I welcome students and collaborators from a range of different backgrounds, including those who have partners and families, and those with diverse experience.
Prospective post-docs who are interested in working with me, either by applying for a postdoctoral fellowship or writing a grant to support a postdoctoral position, should contact me.
I support incoming graduate students in collaborative research with others, to enable students to develop research skills, value critical thinking, engage in respectful relationships, communicate their work, and publish papers.
Masters and PhD students are welcome in the following areas:
- Wētā behaviour and ecology. Otago stone weta (Hemideina maori) are large sexually dimorphic insects are found in subalpine and alpine areas of Otago. Projects could include aspects of anti-predator behaviour, foraging, or communication.
- Kākā behaviour. You will undertake a field study to explore evolutionary questions focused on kākā behaviour and communication.
- Using museum collections. These collections are an excellent way to explore questions about ecology, behaviour, distribution and morphology.
- Research that weaves mātauranga and conservation research methods to explore socioecological relationships.
Students may also develop their own research projects for their dissertations with my assistance. I support students to work both independently and in collaboration with others.
Students interested in applying to work with me should send me a brief statement of interests, CV, and summary of previous experience.
Masters scholarships available in 2022 or 2023
Antarctic research opportunities
There are a number of Masters scholarships (fees and stipend for the thesis year) centred on Antarctic research. At least one of these is tagged for a Māori student. Anei ngā kaupapa e whai ake nei:
- Antarctic narratives.
Māori have visited Antarctica in a range of roles, from fishing, through to the armed forces, service and science roles. You will interview a number of these Antarcticans, asking questions about their experience and drawing out their perceptions of Antarctica. These narratives will contribute to a larger project on Antarctica and kaitiakitanga. The project will be co-supervised by Dr Krushil Watene (Massey University).
You may have a background in fishing; environmental sciences; social sciences; Māori studies; geography or some other discipline. You will enjoy talking to people and be curious about their experience. You will also be flexible, pay attention to detail, enjoy working as part of a team, and have a sense of humour, but also be able to work independently. Mature students with broad life experience are most welcome.

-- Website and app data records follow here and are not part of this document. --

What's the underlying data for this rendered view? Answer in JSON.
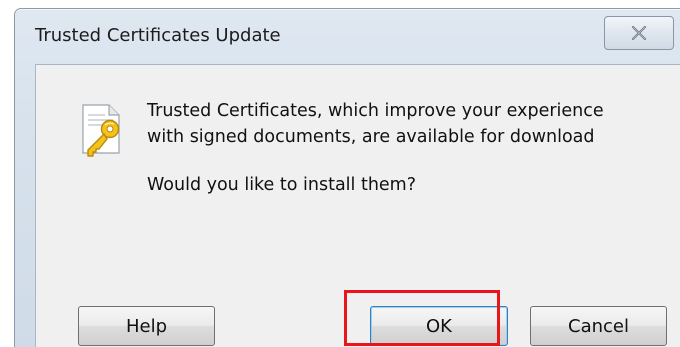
{
  "window": {
    "title": "Trusted Certificates Update"
  },
  "message": {
    "line1": "Trusted Certificates, which improve your experience",
    "line2": "with signed documents, are available for download",
    "question": "Would you like to install them?"
  },
  "buttons": {
    "help": "Help",
    "ok": "OK",
    "cancel": "Cancel"
  },
  "icons": {
    "dialog": "certificate-key-icon",
    "close": "close-icon"
  },
  "colors": {
    "highlight": "#e8161a",
    "title_bar": "#d6e1ec",
    "content_bg": "#f0f0f0"
  }
}
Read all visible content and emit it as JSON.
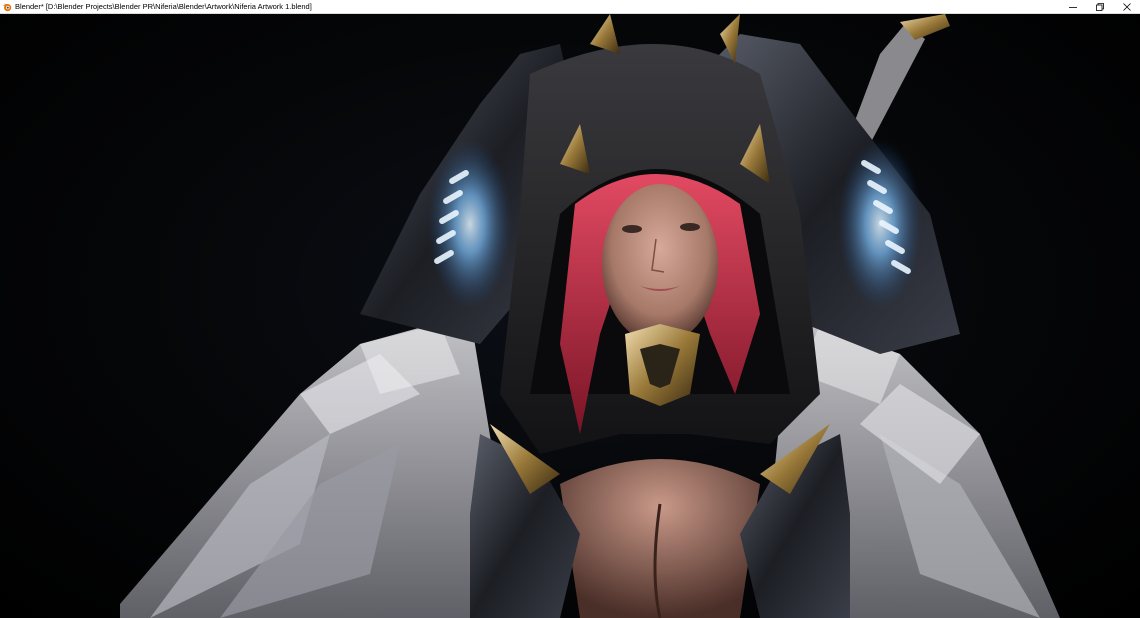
{
  "window": {
    "title": "Blender* [D:\\Blender Projects\\Blender PR\\Niferia\\Blender\\Artwork\\Niferia Artwork 1.blend]",
    "app_icon": "blender-logo-icon",
    "controls": {
      "minimize_icon": "minimize-icon",
      "restore_icon": "restore-icon",
      "close_icon": "close-icon"
    }
  },
  "viewport": {
    "content": "render-preview",
    "background_color": "#000000"
  }
}
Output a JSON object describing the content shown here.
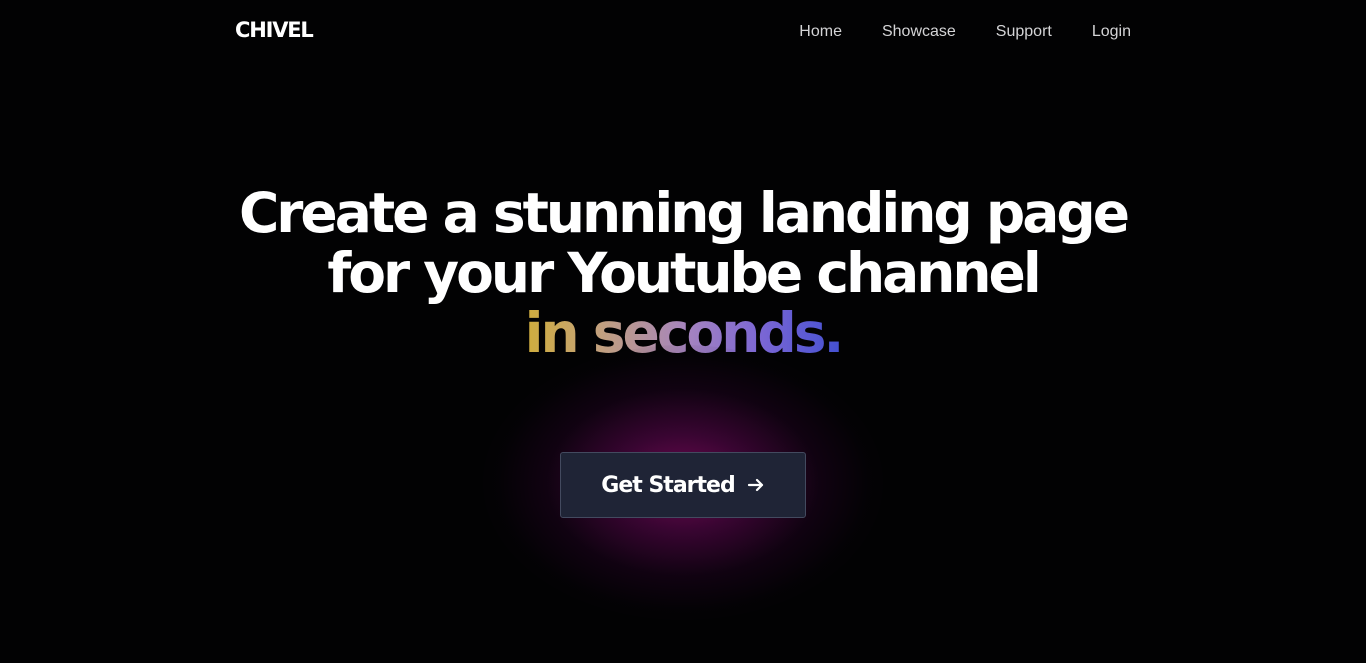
{
  "header": {
    "logo": "CHIVEL",
    "nav": [
      {
        "label": "Home"
      },
      {
        "label": "Showcase"
      },
      {
        "label": "Support"
      },
      {
        "label": "Login"
      }
    ]
  },
  "hero": {
    "line1": "Create a stunning landing page",
    "line2": "for your Youtube channel",
    "line3": "in seconds.",
    "cta_label": "Get Started",
    "cta_icon": "arrow-right-icon"
  },
  "colors": {
    "background": "#020203",
    "button": "#1f2436",
    "gradient": [
      "#d0ad3c",
      "#c4a27a",
      "#a483c0",
      "#7a66d4",
      "#4451d2"
    ],
    "glow": "#960a6e"
  }
}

- Inter-generational relationships using isotopes and behaviour.
You will help to answer evolutionary questions by building a network of mother and chick feeding and nutrition using stable isotope analysis. You will explore the stable isotope signatures of materials such as feathers and eggshell. Initially, you will test techniques using materials from a common bird species, but we hope to eventually analyse material from Antarctic birds in museum collections.

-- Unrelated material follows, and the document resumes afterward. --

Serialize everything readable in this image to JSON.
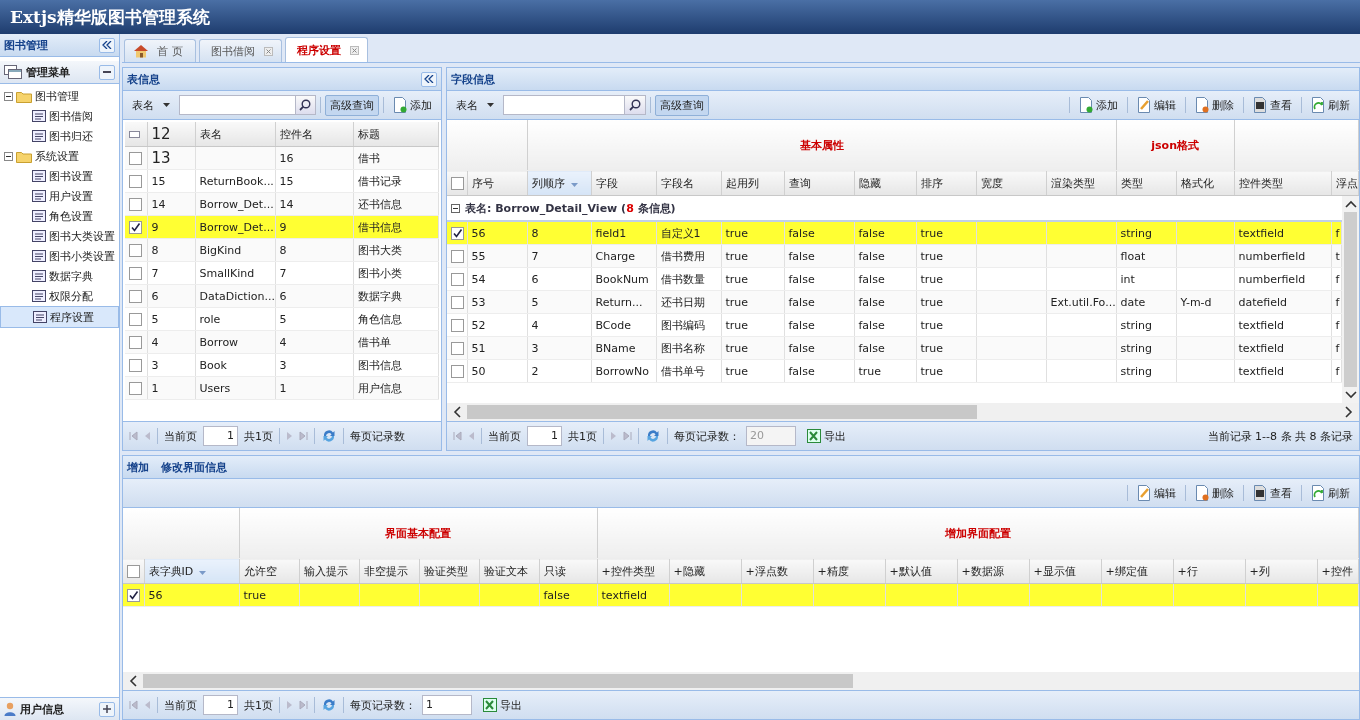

For this project, you will have a biological or environmental sciences background, be willing to learn some basic chemistry, and to understand more about Antarctic avian feeding patterns. You will be interested in big picture questions and have the capacity to think laterally. You will probably enjoy lab work and learning new things: you will be willing to learn data analysis with guidance and help from others and enjoy the sense of satisfaction that comes from achieving new tasks.
Stretching philosophical concepts.
This project explores kaitiakitanga and how this idea might stretch to Antarctica. Co-supervised by Assoc Prof Krushil Watene at Massey University (Albany), you will most likely be based at Albany.